What is the typical loss for a company that has been defrauded?

As reported in the 2006 study by the ACFE, which includes reported frauds from 1,134 companies, the median loss caused by occupational fraud was $159,000 and it is estimated that U.S. businesses lose 5 percent of annual revenues to fraud. Nearly 25 percent of the cases reported lost over $1 million or more and there were nine reported cases causing losses of at least $1 billion.

How should an effective anti-fraud program be structured?

Major elements of an anti-fraud program include (1) creating a culture of honesty and high ethics, (2) having proper internal controls and procedures in place and evaluating the effectiveness of these programs, and (3) having proper oversight in place.

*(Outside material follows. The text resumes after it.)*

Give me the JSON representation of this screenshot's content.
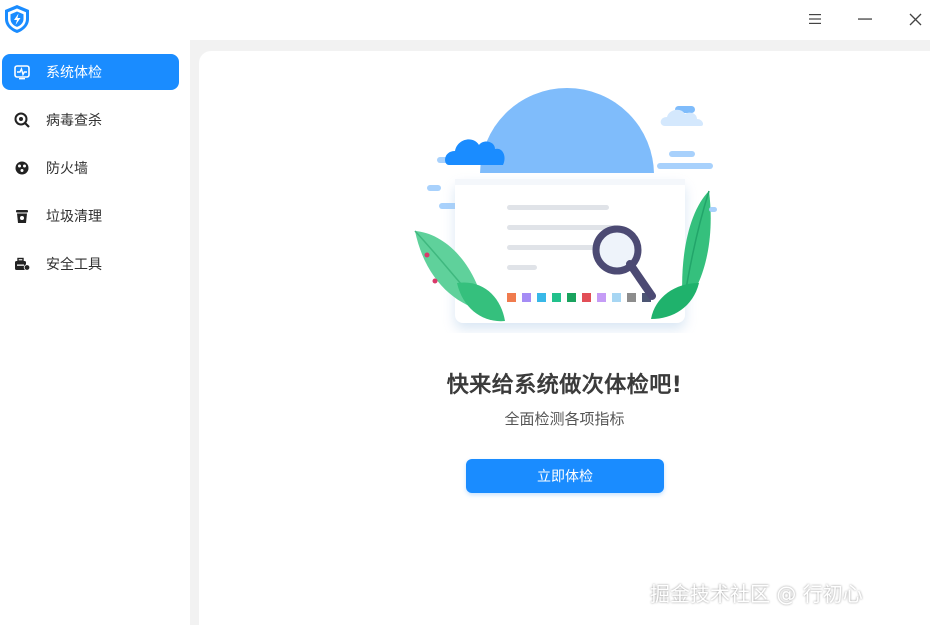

Creating a culture is accomplished by having clear codes of conduct, conflict of interest policies and ethics policies. It also includes creating a positive work environment by having recognition and reward systems, equal employment opportunities and quality professional training. Hiring practices should include thorough background checks, and promotions and evaluations should emphasize the importance of high ethics and values.

Proper internal controls include having good segregation of duties, internal audit checks and clear authorization policies for expenses. A measure commonly taken, and required for public companies by the Sarbanes-Oxley Act, is to have an anonymous reporting mechanism in place for reporting wrongdoing.

Tips are the most common means of fraud being detected.

The oversight process may include an audit committee or board of directors. Oversight roles should include evaluating management’s identification of fraud risks, implementation of anti-fraud measures and the creation of setting the ‘tone at the top.’

What considerations should be taken into account when implementing an anti-fraud program?

The first thing to consider is to identify the acceptable level of risk. Costs versus benefits of controls always need to be considered and attention should be given to those areas in which the risk of fraud is greater. Computer security is often a critical element and experts should be consulted. Knowing your business and where the risks of fraud exist is the first step.

If a business suspects a case of fraud, what course of action should be taken?

When allegations of fraud exist, it is critical to take immediate actions. Developing a team should be the first step, which should include legal counsel, trained fraud investigators, such as a Certified Fraud Examiner, and human resources. A plan of action should be developed and agreed to by all parties. In some instances, you may want to include local law enforcement at the onset of the investigation. Assuring that a thorough and fair investigation takes place is critical due to the fact that these matters are highly sensitive and litigious. Taking the proper steps is imperative in protecting the integrity and reputation of your company.

LINDA SADDLEMIRE is partner at Vicenti, Lloyd & Stutzman LLP. Reach her at (626) 857-7300 x256 or lsaddlemire@vlsllp.com.